(Interface dataset entries)
+ + + + + + +

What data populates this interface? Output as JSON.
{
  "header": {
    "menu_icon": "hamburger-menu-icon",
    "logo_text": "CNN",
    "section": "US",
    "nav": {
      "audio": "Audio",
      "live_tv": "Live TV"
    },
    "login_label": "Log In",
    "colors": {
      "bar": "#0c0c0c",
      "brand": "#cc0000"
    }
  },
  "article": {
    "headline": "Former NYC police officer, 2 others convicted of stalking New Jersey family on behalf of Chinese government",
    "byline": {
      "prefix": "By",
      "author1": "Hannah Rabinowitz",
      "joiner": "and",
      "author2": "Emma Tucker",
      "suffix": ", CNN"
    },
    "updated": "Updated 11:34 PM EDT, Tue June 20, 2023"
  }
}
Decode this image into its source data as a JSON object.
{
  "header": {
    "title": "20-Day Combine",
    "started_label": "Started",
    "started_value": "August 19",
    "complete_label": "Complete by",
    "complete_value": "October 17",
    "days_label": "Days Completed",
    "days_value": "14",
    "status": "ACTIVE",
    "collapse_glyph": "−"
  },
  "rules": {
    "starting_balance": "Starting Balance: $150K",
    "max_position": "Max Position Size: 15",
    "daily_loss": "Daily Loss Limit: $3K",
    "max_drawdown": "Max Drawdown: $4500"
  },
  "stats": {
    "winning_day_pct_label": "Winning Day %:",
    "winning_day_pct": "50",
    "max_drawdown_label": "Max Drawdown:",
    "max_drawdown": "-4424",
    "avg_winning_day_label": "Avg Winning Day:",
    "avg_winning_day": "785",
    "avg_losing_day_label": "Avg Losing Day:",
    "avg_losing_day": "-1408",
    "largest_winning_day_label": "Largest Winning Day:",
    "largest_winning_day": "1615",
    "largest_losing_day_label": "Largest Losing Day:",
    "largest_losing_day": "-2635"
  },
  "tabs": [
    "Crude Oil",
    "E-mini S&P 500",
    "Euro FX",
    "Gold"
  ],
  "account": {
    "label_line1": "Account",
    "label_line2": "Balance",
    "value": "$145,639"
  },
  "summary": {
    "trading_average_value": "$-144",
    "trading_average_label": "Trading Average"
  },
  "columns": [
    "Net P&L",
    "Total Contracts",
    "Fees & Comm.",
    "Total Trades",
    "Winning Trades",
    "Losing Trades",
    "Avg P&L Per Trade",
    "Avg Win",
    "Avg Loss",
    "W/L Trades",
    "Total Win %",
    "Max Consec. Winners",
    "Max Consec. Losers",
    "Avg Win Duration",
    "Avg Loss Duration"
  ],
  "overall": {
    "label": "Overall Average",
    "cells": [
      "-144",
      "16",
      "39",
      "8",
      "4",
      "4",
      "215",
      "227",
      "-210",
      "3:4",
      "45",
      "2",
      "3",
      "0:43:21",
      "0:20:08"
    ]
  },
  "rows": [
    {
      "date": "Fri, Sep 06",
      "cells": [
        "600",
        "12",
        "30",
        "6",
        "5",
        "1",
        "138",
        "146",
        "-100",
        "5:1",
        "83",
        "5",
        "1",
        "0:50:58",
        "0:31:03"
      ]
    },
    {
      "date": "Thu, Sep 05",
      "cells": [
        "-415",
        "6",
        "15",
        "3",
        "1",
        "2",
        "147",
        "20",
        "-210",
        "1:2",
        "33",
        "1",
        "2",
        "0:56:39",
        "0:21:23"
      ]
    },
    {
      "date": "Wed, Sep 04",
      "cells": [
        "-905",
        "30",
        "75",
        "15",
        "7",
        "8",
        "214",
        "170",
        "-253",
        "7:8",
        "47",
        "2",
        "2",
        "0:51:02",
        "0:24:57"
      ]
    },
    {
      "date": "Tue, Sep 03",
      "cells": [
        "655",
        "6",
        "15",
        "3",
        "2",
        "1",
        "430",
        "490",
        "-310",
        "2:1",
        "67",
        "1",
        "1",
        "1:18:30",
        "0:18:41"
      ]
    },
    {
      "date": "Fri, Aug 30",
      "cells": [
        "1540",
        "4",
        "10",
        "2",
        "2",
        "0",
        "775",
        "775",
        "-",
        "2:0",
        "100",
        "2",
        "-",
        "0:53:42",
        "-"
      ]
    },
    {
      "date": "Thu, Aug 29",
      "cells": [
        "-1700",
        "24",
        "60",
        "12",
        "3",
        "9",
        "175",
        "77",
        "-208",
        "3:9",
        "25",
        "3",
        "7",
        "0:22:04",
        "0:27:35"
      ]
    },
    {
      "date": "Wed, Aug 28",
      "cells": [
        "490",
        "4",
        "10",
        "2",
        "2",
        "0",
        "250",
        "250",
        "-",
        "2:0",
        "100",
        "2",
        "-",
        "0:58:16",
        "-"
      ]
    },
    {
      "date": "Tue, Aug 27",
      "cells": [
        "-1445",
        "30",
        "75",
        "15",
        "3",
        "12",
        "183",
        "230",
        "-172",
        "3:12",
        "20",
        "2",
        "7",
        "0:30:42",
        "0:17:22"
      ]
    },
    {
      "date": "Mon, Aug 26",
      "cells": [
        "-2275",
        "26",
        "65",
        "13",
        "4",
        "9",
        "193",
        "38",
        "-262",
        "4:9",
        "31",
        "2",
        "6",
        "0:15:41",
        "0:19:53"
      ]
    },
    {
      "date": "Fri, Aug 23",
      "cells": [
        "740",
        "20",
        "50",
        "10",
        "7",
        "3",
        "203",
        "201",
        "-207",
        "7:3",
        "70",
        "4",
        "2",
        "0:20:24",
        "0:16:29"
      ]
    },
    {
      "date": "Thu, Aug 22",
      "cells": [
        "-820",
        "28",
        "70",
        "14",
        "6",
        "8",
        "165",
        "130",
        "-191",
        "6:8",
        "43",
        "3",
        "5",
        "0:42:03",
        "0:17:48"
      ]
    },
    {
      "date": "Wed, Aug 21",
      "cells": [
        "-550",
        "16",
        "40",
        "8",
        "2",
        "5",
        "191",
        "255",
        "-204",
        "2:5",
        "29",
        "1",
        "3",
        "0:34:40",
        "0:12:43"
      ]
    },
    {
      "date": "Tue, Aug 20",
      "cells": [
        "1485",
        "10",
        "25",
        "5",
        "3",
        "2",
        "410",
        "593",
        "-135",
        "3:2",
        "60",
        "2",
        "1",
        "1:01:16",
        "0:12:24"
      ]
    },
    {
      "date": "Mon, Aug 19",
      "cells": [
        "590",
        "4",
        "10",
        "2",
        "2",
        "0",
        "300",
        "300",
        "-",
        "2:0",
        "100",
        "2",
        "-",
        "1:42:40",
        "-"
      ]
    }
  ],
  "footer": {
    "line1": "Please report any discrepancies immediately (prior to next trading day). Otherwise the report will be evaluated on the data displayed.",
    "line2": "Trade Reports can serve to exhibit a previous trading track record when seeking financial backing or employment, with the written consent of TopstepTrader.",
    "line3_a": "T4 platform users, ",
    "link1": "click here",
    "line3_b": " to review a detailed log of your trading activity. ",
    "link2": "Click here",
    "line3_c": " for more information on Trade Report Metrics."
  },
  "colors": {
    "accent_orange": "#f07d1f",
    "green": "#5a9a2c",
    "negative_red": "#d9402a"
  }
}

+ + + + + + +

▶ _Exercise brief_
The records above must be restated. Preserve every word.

▶ _Response to this exercise_
What data populates this interface? Output as JSON.
{
  "header": {
    "menu_icon": "hamburger-menu-icon",
    "logo_text": "CNN",
    "section": "US",
    "nav": {
      "audio": "Audio",
      "live_tv": "Live TV"
    },
    "login_label": "Log In",
    "colors": {
      "bar": "#0c0c0c",
      "brand": "#cc0000"
    }
  },
  "article": {
    "headline": "Former NYC police officer, 2 others convicted of stalking New Jersey family on behalf of Chinese government",
    "byline": {
      "prefix": "By",
      "author1": "Hannah Rabinowitz",
      "joiner": "and",
      "author2": "Emma Tucker",
      "suffix": ", CNN"
    },
    "updated": "Updated 11:34 PM EDT, Tue June 20, 2023"
  }
}
Decode this image into its source data as a JSON object.
{
  "header": {
    "title": "20-Day Combine",
    "started_label": "Started",
    "started_value": "August 19",
    "complete_label": "Complete by",
    "complete_value": "October 17",
    "days_label": "Days Completed",
    "days_value": "14",
    "status": "ACTIVE",
    "collapse_glyph": "−"
  },
  "rules": {
    "starting_balance": "Starting Balance: $150K",
    "max_position": "Max Position Size: 15",
    "daily_loss": "Daily Loss Limit: $3K",
    "max_drawdown": "Max Drawdown: $4500"
  },
  "stats": {
    "winning_day_pct_label": "Winning Day %:",
    "winning_day_pct": "50",
    "max_drawdown_label": "Max Drawdown:",
    "max_drawdown": "-4424",
    "avg_winning_day_label": "Avg Winning Day:",
    "avg_winning_day": "785",
    "avg_losing_day_label": "Avg Losing Day:",
    "avg_losing_day": "-1408",
    "largest_winning_day_label": "Largest Winning Day:",
    "largest_winning_day": "1615",
    "largest_losing_day_label": "Largest Losing Day:",
    "largest_losing_day": "-2635"
  },
  "tabs": [
    "Crude Oil",
    "E-mini S&P 500",
    "Euro FX",
    "Gold"
  ],
  "account": {
    "label_line1": "Account",
    "label_line2": "Balance",
    "value": "$145,639"
  },
  "summary": {
    "trading_average_value": "$-144",
    "trading_average_label": "Trading Average"
  },
  "columns": [
    "Net P&L",
    "Total Contracts",
    "Fees & Comm.",
    "Total Trades",
    "Winning Trades",
    "Losing Trades",
    "Avg P&L Per Trade",
    "Avg Win",
    "Avg Loss",
    "W/L Trades",
    "Total Win %",
    "Max Consec. Winners",
    "Max Consec. Losers",
    "Avg Win Duration",
    "Avg Loss Duration"
  ],
  "overall": {
    "label": "Overall Average",
    "cells": [
      "-144",
      "16",
      "39",
      "8",
      "4",
      "4",
      "215",
      "227",
      "-210",
      "3:4",
      "45",
      "2",
      "3",
      "0:43:21",
      "0:20:08"
    ]
  },
  "rows": [
    {
      "date": "Fri, Sep 06",
      "cells": [
        "600",
        "12",
        "30",
        "6",
        "5",
        "1",
        "138",
        "146",
        "-100",
        "5:1",
        "83",
        "5",
        "1",
        "0:50:58",
        "0:31:03"
      ]
    },
    {
      "date": "Thu, Sep 05",
      "cells": [
        "-415",
        "6",
        "15",
        "3",
        "1",
        "2",
        "147",
        "20",
        "-210",
        "1:2",
        "33",
        "1",
        "2",
        "0:56:39",
        "0:21:23"
      ]
    },
    {
      "date": "Wed, Sep 04",
      "cells": [
        "-905",
        "30",
        "75",
        "15",
        "7",
        "8",
        "214",
        "170",
        "-253",
        "7:8",
        "47",
        "2",
        "2",
        "0:51:02",
        "0:24:57"
      ]
    },
    {
      "date": "Tue, Sep 03",
      "cells": [
        "655",
        "6",
        "15",
        "3",
        "2",
        "1",
        "430",
        "490",
        "-310",
        "2:1",
        "67",
        "1",
        "1",
        "1:18:30",
        "0:18:41"
      ]
    },
    {
      "date": "Fri, Aug 30",
      "cells": [
        "1540",
        "4",
        "10",
        "2",
        "2",
        "0",
        "775",
        "775",
        "-",
        "2:0",
        "100",
        "2",
        "-",
        "0:53:42",
        "-"
      ]
    },
    {
      "date": "Thu, Aug 29",
      "cells": [
        "-1700",
        "24",
        "60",
        "12",
        "3",
        "9",
        "175",
        "77",
        "-208",
        "3:9",
        "25",
        "3",
        "7",
        "0:22:04",
        "0:27:35"
      ]
    },
    {
      "date": "Wed, Aug 28",
      "cells": [
        "490",
        "4",
        "10",
        "2",
        "2",
        "0",
        "250",
        "250",
        "-",
        "2:0",
        "100",
        "2",
        "-",
        "0:58:16",
        "-"
      ]
    },
    {
      "date": "Tue, Aug 27",
      "cells": [
        "-1445",
        "30",
        "75",
        "15",
        "3",
        "12",
        "183",
        "230",
        "-172",
        "3:12",
        "20",
        "2",
        "7",
        "0:30:42",
        "0:17:22"
      ]
    },
    {
      "date": "Mon, Aug 26",
      "cells": [
        "-2275",
        "26",
        "65",
        "13",
        "4",
        "9",
        "193",
        "38",
        "-262",
        "4:9",
        "31",
        "2",
        "6",
        "0:15:41",
        "0:19:53"
      ]
    },
    {
      "date": "Fri, Aug 23",
      "cells": [
        "740",
        "20",
        "50",
        "10",
        "7",
        "3",
        "203",
        "201",
        "-207",
        "7:3",
        "70",
        "4",
        "2",
        "0:20:24",
        "0:16:29"
      ]
    },
    {
      "date": "Thu, Aug 22",
      "cells": [
        "-820",
        "28",
        "70",
        "14",
        "6",
        "8",
        "165",
        "130",
        "-191",
        "6:8",
        "43",
        "3",
        "5",
        "0:42:03",
        "0:17:48"
      ]
    },
    {
      "date": "Wed, Aug 21",
      "cells": [
        "-550",
        "16",
        "40",
        "8",
        "2",
        "5",
        "191",
        "255",
        "-204",
        "2:5",
        "29",
        "1",
        "3",
        "0:34:40",
        "0:12:43"
      ]
    },
    {
      "date": "Tue, Aug 20",
      "cells": [
        "1485",
        "10",
        "25",
        "5",
        "3",
        "2",
        "410",
        "593",
        "-135",
        "3:2",
        "60",
        "2",
        "1",
        "1:01:16",
        "0:12:24"
      ]
    },
    {
      "date": "Mon, Aug 19",
      "cells": [
        "590",
        "4",
        "10",
        "2",
        "2",
        "0",
        "300",
        "300",
        "-",
        "2:0",
        "100",
        "2",
        "-",
        "1:42:40",
        "-"
      ]
    }
  ],
  "footer": {
    "line1": "Please report any discrepancies immediately (prior to next trading day). Otherwise the report will be evaluated on the data displayed.",
    "line2": "Trade Reports can serve to exhibit a previous trading track record when seeking financial backing or employment, with the written consent of TopstepTrader.",
    "line3_a": "T4 platform users, ",
    "link1": "click here",
    "line3_b": " to review a detailed log of your trading activity. ",
    "link2": "Click here",
    "line3_c": " for more information on Trade Report Metrics."
  },
  "colors": {
    "accent_orange": "#f07d1f",
    "green": "#5a9a2c",
    "negative_red": "#d9402a"
  }
}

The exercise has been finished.